Increased support for Scottish independence

“A new threat to the union has been found in Scotland, as the nation divides over whether to leave the UK and become an independent state. It comes as Scotland’s First Minister, Nicola Sturgeon, makes renewed efforts to push for a new referendum vote in Westminster in the wake of Brexit.For the first time since 2015 – a year after the 2014 independence vote – last week, a YouGov poll recorded a slim majority in favour of leaving the union. It found that 51 percent would support independence. A Survation poll, which discounts undecided voters, is the latest to show just how split the country is. It found that voters were split down the middle at 50/50.” – Daily Express

>Yesterday: Michelle Ballantyne on Comment: Why I’m standing to lead the Scottish Conservatives

Extra welfare payments for Northern Ireland

“Plans for an extension of welfare mitigations to the so-called bedroom tax have been announced by the minister for communities. The scheme currently provides financial support to people who would otherwise have faced welfare cuts. But it was due to run out on 31 March. About 38,000 households in Northern Ireland are in receipt of supplementary payments, which protect them from the tax, the Department for Communities said. The minister Deirdre Hargey said the proposal would cost £23m per annum.” – BBC

Iowa caucuses off to disastrous start as results delayed due to ‘inconsistencies’

“The Democratic presidential primary contest got off to a disastrous start on Monday after results from the highly anticipated Iowa Democratic caucuses were dramatically delayed due to “inconsistencies” in the reporting of the data. The state’s Democratic party said it was performing “quality control” on the numbers “out of an abundance of caution” following reports of problems with a phone app used to relay vote tallies…Eleven Democratic candidates are competing to be the candidate to take on Trump. Recent polls have showed four of the 11 remaining candidates knotted together at the top – the Vermont senator Bernie Sanders, the former vice-president Joe Biden, the Massachusetts senator Elizabeth Warren and the former South Bend, Indiana, mayor Pete Buttigieg…Sanders, who appeared to have a narrow lead heading into Iowa, predicted he would do “very, very well” once results are finally released.” – The Guardian

Moore: Stewart was punished for being old

“ITV has pushed Alastair Stewart out, alleging racism. Many have rightly pointed out that what he said was not racist.
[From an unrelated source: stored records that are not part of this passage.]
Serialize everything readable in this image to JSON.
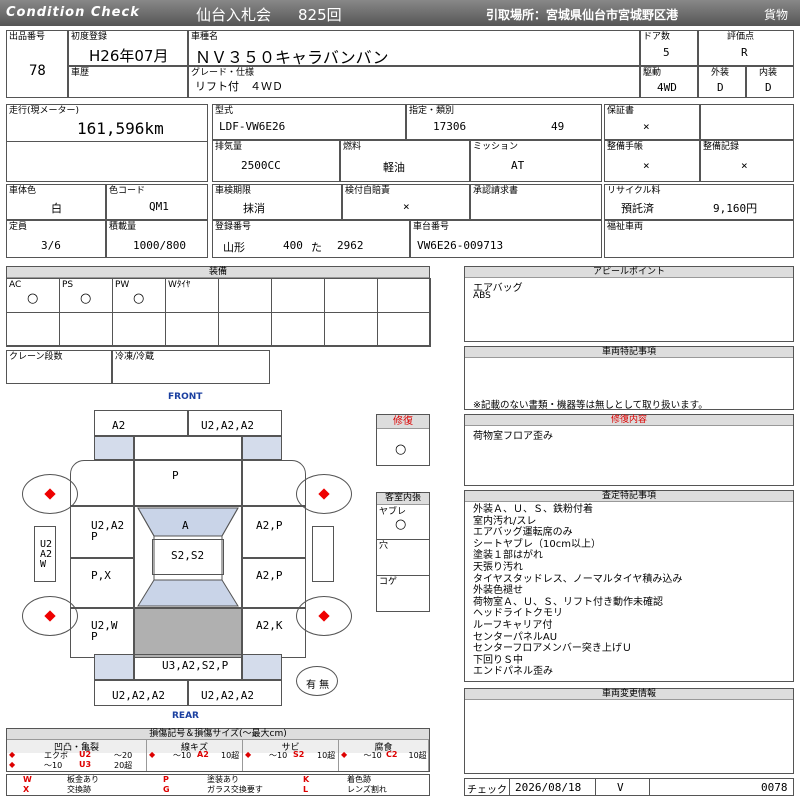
{
  "header": {
    "logo": "Condition Check",
    "auction": "仙台入札会",
    "session": "825回",
    "pickup": "引取場所：宮城県仙台市宮城野区港",
    "category": "貨物"
  },
  "vehicle": {
    "lot_label": "出品番号",
    "lot": "78",
    "first_reg_label": "初度登録",
    "first_reg": "H26年07月",
    "name_label": "車種名",
    "name": "ＮＶ３５０キャラバンバン",
    "doors_label": "ドア数",
    "doors": "5",
    "grade_eval_label": "評価点",
    "grade_eval": "R",
    "history_label": "車歴",
    "grade_label": "グレード・仕様",
    "grade": "リフト付　４ＷＤ",
    "drive_label": "駆動",
    "drive": "4WD",
    "exterior_label": "外装",
    "exterior": "D",
    "interior_label": "内装",
    "interior": "D",
    "mileage_label": "走行(現メーター)",
    "mileage": "161,596km",
    "model_label": "型式",
    "model": "LDF-VW6E26",
    "designation_label": "指定・類別",
    "designation": "17306",
    "class": "49",
    "warranty_label": "保証書",
    "warranty": "×",
    "displacement_label": "排気量",
    "displacement": "2500CC",
    "fuel_label": "燃料",
    "fuel": "軽油",
    "mission_label": "ミッション",
    "mission": "AT",
    "maint_book_label": "整備手帳",
    "maint_book": "×",
    "maint_record_label": "整備記録",
    "maint_record": "×",
    "body_color_label": "車体色",
    "body_color": "白",
    "color_code_label": "色コード",
    "color_code": "QM1",
    "inspection_label": "車検期限",
    "inspection": "抹消",
    "insurance_label": "検付自賠責",
    "insurance": "×",
    "approval_label": "承認請求書",
    "recycle_label": "リサイクル料",
    "recycle_status": "預託済",
    "recycle_fee": "9,160円",
    "capacity_label": "定員",
    "capacity": "3/6",
    "load_label": "積載量",
    "load": "1000/800",
    "reg_no_label": "登録番号",
    "reg_area": "山形",
    "reg_class": "400",
    "reg_kana": "た",
    "reg_num": "2962",
    "chassis_label": "車台番号",
    "chassis": "VW6E26-009713",
    "welfare_label": "福祉車両"
  },
  "equipment": {
    "title": "装備",
    "items": [
      {
        "label": "AC",
        "mark": "○"
      },
      {
        "label": "PS",
        "mark": "○"
      },
      {
        "label": "PW",
        "mark": "○"
      },
      {
        "label": "Wﾀｲﾔ",
        "mark": ""
      }
    ],
    "crane_label": "クレーン段数",
    "freezer_label": "冷凍/冷蔵"
  },
  "appeal": {
    "title": "アピールポイント",
    "lines": [
      "エアバッグ",
      "ABS"
    ]
  },
  "special": {
    "title": "車両特記事項",
    "note": "※記載のない書類・機器等は無しとして取り扱います。"
  },
  "repair": {
    "title": "修復",
    "mark": "○",
    "content_title": "修復内容",
    "lines": [
      "荷物室フロア歪み"
    ]
  },
  "cabin": {
    "title": "客室内張",
    "items": [
      {
        "label": "ヤブレ",
        "mark": "○"
      },
      {
        "label": "穴",
        "mark": ""
      },
      {
        "label": "コゲ",
        "mark": ""
      }
    ]
  },
  "inspection_notes": {
    "title": "査定特記事項",
    "lines": [
      "外装Ａ、Ｕ、Ｓ、鉄粉付着",
      "室内汚れ/スレ",
      "エアバッグ運転席のみ",
      "シートヤブレ（10cm以上）",
      "塗装１部はがれ",
      "天張り汚れ",
      "タイヤスタッドレス、ノーマルタイヤ積み込み",
      "外装色褪せ",
      "荷物室Ａ、Ｕ、Ｓ、リフト付き動作未確認",
      "ヘッドライトクモリ",
      "ルーフキャリア付",
      "センターパネルAU",
      "センターフロアメンバー突き上げＵ",
      "下回りＳ中",
      "エンドパネル歪み"
    ]
  },
  "change_info": {
    "title": "車両変更情報"
  },
  "diagram": {
    "front": "FRONT",
    "rear": "REAR",
    "cells": {
      "front_left": "A2",
      "front_right": "U2,A2,A2",
      "hood": "P",
      "windshield": "A",
      "roof": "S2,S2",
      "left_front_door": "U2,A2\nP",
      "right_front_door": "A2,P",
      "left_mid": "P,X",
      "right_mid": "A2,P",
      "left_rear": "U2,W\nP",
      "right_rear": "A2,K",
      "rear_center": "U3,A2,S2,P",
      "rear_left": "U2,A2,A2",
      "rear_right": "U2,A2,A2",
      "mirror_left": "U2\nA2\nW"
    },
    "spare_label": "有 無"
  },
  "legend": {
    "title": "損傷記号＆損傷サイズ(～最大cm)",
    "groups": [
      {
        "name": "凹凸・亀裂",
        "items": [
          [
            "◆",
            "エクボ",
            "U2",
            "～20"
          ],
          [
            "◆",
            "～10",
            "U3",
            "20超"
          ]
        ]
      },
      {
        "name": "線キズ",
        "items": [
          [
            "◆",
            "～10",
            "A2",
            "10超"
          ]
        ]
      },
      {
        "name": "サビ",
        "items": [
          [
            "◆",
            "～10",
            "S2",
            "10超"
          ]
        ]
      },
      {
        "name": "腐食",
        "items": [
          [
            "◆",
            "～10",
            "C2",
            "10超"
          ]
        ]
      }
    ],
    "codes": [
      [
        "W",
        "板金あり",
        "P",
        "塗装あり",
        "K",
        "着色跡"
      ],
      [
        "X",
        "交換跡",
        "G",
        "ガラス交換要す",
        "L",
        "レンズ割れ"
      ]
    ]
  },
  "footer": {
    "check_label": "チェック",
    "date": "2026/08/18",
    "inspector": "V",
    "code": "0078"
  }
}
But I belive there may have been another, quite different, reason behind the distinguished broadcaster’s fall: his age. Mr Stewart is 67…Twitter vigilantes are the online equivalent of teenage gangs who go round beating up oldies at bus stops. They resent the old, and exploit their vulnerabilities. One vulnerability is the tendency of older people to be unfamiliar with the woke dialect.” – Charles Moore, Daily Telegraph

News in brief

  • How the deadlock can be broken in trade talks with the EU – James Forsyth, The Spectator
  • How the UK can regain control – and get a good deal with Brussels – Julian Jessop, CapX
  • Our left-dominated University sector needs urgent reform – James Bembridge, Free Market Conservatives
  • Instead of letting one candidate lose at the Iowa caucus, the entire Democratic Party decided to lose instead – Holly Baxter, Independent
  • After Streatham, Britain needs a new counter-radicalisation policy – Alexander Woolfson, The Article